The International Seismological Centre (ISC) was set up in 1964 with the assistance of UNESCO as a successor to the International Seismological Summary (ISS) to follow up the pioneering work of Prof. John Milne and Sir Harold Jeffreys in collecting, archiving and processing seismic station and network bulletins and preparing and distributing the definitive summary of world seismicity.
Under the umbrella of the IASPEI, the ISC always played an important role in setting up international standards such as the International Seismic bulletin Format (ISF), the IASPEI Standard Seismic Phase List and the IASPEI Manual of the Seismological Observatory Practice.
The ISC was always serving the scientific research and the most prominent scientists such as John Hodgson, Eugine Herrin, Hal Thirlaway, Jack Oliver, Anton Hales, Ola Dahlman, Shigeji Suehiro, Nadia Kondorskaya, Vit Karnik, Stephan Muller, David Denham, Adam Dziewonski, John Woodhouse and Guy Masters considered it an important duty to serve on the ISC Executive Committee and the Governing Council.

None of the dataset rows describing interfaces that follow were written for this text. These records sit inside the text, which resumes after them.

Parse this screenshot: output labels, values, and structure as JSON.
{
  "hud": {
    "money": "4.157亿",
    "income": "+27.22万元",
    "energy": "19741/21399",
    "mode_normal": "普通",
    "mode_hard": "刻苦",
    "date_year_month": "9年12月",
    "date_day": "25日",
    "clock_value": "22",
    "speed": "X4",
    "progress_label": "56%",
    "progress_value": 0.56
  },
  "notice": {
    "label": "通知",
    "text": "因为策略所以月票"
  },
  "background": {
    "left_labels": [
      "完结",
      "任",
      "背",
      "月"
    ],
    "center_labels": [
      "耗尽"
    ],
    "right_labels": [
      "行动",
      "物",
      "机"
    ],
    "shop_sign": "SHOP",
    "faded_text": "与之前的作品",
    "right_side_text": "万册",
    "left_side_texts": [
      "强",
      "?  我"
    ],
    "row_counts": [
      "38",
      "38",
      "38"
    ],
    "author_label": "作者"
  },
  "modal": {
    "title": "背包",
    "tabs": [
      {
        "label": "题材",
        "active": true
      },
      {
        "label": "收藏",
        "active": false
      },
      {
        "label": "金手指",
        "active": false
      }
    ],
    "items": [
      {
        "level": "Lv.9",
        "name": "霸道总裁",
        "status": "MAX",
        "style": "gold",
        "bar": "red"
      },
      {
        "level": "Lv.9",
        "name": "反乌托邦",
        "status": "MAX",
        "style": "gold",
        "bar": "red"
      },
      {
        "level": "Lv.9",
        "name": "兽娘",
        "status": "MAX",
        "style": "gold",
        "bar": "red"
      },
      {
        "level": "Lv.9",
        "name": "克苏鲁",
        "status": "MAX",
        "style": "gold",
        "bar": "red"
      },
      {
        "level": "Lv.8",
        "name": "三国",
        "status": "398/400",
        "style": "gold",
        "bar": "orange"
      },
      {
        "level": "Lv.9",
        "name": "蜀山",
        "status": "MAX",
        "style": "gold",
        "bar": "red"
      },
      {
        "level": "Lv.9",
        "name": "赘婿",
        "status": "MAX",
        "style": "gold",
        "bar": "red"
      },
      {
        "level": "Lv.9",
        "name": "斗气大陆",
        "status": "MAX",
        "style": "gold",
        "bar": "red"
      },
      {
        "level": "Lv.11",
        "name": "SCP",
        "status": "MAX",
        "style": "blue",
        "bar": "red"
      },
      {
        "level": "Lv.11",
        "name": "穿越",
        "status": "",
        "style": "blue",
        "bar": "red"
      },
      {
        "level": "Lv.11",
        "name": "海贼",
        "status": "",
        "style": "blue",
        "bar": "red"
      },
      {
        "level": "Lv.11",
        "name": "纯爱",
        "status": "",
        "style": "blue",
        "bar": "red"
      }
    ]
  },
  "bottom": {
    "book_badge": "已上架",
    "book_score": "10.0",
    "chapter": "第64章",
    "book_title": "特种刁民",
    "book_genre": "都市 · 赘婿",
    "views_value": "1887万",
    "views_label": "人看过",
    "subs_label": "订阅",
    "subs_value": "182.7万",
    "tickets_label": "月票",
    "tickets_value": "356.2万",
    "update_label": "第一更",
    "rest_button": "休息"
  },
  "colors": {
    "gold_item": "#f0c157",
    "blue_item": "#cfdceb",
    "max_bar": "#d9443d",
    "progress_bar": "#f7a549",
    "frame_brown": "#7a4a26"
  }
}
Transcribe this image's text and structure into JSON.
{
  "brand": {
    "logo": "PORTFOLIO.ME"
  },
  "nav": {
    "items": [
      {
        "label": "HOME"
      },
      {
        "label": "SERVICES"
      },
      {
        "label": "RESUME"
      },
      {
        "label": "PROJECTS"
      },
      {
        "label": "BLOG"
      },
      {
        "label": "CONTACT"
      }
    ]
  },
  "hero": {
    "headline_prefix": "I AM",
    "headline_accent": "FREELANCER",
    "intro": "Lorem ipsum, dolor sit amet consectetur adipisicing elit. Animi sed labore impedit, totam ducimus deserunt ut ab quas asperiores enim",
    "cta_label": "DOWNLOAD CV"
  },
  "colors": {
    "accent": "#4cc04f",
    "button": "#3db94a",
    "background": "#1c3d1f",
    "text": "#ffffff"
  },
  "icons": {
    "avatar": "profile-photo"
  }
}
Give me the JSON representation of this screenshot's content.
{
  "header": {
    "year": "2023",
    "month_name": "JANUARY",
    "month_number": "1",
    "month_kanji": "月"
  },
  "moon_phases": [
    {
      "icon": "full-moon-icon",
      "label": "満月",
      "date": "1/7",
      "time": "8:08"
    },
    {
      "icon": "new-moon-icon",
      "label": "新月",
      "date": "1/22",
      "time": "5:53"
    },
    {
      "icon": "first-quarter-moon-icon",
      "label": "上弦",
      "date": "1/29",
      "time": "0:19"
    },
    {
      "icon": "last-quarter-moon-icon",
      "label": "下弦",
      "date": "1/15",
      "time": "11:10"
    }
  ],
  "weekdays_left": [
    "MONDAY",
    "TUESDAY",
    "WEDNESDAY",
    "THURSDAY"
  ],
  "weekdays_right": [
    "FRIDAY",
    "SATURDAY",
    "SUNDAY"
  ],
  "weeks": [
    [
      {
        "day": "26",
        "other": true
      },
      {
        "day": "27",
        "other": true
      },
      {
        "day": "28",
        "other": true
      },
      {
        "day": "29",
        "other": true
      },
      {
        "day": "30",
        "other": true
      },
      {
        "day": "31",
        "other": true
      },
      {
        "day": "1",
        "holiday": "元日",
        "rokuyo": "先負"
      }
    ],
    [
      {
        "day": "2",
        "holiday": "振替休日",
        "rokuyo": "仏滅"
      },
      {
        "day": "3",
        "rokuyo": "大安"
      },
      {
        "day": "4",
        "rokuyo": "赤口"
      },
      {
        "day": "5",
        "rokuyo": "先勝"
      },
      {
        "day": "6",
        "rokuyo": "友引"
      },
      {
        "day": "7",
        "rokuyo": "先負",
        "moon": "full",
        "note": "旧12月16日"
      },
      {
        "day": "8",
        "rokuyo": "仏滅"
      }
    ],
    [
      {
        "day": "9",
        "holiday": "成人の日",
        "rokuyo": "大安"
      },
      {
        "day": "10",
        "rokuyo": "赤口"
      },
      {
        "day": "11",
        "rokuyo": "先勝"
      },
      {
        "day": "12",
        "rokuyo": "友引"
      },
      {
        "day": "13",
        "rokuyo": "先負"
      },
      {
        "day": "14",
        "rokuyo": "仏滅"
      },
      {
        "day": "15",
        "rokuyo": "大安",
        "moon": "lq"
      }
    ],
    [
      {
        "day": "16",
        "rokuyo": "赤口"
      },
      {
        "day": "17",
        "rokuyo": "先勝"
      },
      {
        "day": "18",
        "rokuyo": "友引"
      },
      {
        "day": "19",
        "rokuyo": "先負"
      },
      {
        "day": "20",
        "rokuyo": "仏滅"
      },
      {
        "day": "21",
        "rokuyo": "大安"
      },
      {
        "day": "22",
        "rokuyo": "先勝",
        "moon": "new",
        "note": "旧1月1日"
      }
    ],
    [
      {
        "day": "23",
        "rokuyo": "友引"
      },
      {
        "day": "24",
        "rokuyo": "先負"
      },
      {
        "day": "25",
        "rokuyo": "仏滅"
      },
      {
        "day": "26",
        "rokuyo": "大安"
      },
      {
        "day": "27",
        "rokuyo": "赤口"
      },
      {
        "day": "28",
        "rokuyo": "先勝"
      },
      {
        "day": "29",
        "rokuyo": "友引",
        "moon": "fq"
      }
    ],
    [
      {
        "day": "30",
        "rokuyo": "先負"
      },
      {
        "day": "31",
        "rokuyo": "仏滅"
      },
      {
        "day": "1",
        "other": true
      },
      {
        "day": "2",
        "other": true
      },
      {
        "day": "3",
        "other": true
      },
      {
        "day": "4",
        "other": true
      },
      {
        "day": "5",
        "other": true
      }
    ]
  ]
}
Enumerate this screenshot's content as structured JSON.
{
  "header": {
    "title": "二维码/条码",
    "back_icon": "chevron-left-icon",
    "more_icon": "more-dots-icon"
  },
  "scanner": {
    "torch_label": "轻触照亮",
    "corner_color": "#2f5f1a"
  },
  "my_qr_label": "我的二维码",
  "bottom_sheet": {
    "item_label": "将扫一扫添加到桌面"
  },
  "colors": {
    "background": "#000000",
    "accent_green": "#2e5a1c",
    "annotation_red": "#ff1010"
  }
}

The current mission of the ISC is to maintain:
These are fundamentally important tasks. Bulletin data produced, archived and distributed by the ISC for almost 50 years is the definitive source of such information and are used by thousands of seismologists worldwide for seismic hazard estimation, for tectonic studies and for regional and global imaging of the Earth’s structure. Key information in global tomographic imaging is derived from the analysis of ISC data. The ISC Bulletin served as a major source of data for such well known products as the ak135 global 1-D velocity model and the EHB and Centennial catalogues. It presents an important quality-control benchmark for CTBTO. ISC Bulletin data are used by the IRIS DMC to serve event oriented user requests for waveform data. The ISC Bulletin is a corner stone of the Global Reference Catalogue for Global Earthquake Risk Model (GEM).
The ISC relational database currently holds approximately 90 GB of unique data. The ISC Bulletin contains over 4 million seismic events: earthquakes, chemical and nuclear explosions, mine blasts and mining induced events. As many as 1.5 million of them are moderate to large events that have been reviewed by the ISC analysts. The Bulletin contains approximately 50 million individual seismic station readings of arrival times, amplitudes, periods, SNR, slowness and azimuth, reported by approximately 17,000 seismic stations currently registered in the IR. As many as 6,000 stations have contributed to the ISC Bulletin in recent years. This number includes the numerous sites of the USArray. The IASPEI GT List currently contains 7410 events for which latitude, longitude and depth of origin are known with high confidence (to 10 km or better) and seismic signals were recorded at regional and/or teleseismic distances.
Further information about the organisation can be found in the following links: